_Items from an interface collection_
- - - - -

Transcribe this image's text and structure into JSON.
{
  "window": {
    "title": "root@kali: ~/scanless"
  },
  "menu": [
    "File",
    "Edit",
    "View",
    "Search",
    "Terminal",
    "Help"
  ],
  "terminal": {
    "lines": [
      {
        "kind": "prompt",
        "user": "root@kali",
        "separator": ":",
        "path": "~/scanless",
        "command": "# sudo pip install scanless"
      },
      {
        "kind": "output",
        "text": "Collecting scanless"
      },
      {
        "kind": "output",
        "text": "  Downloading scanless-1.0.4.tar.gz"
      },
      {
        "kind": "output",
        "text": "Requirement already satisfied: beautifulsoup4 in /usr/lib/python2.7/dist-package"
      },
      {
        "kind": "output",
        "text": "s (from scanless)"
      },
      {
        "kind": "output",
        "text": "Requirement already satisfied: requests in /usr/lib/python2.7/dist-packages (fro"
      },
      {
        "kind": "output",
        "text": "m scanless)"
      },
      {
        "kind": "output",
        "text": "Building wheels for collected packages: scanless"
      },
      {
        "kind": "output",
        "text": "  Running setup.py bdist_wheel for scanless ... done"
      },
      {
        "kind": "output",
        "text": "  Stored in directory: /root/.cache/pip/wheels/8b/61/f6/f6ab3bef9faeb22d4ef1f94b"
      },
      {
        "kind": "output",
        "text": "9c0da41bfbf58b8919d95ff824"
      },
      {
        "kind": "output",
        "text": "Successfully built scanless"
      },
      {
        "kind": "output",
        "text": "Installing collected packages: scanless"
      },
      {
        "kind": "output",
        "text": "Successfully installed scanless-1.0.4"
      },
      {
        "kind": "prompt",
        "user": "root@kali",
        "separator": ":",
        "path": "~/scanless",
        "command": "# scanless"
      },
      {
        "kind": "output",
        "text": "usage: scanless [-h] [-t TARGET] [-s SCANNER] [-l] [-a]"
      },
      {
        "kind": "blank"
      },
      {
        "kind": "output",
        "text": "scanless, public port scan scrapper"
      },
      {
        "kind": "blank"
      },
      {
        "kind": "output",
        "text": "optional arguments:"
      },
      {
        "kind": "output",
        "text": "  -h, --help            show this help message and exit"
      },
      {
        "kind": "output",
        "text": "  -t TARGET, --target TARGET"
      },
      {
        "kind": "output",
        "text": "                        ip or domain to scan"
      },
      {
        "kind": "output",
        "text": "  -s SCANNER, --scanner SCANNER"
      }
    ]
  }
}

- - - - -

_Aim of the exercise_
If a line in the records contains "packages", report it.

_Completed task_
        "text": "Requirement already satisfied: requests in /usr/lib/python2.7/dist-packages (fro"
        "text": "Building wheels for collected packages: scanless"
        "text": "Installing collected packages: scanless"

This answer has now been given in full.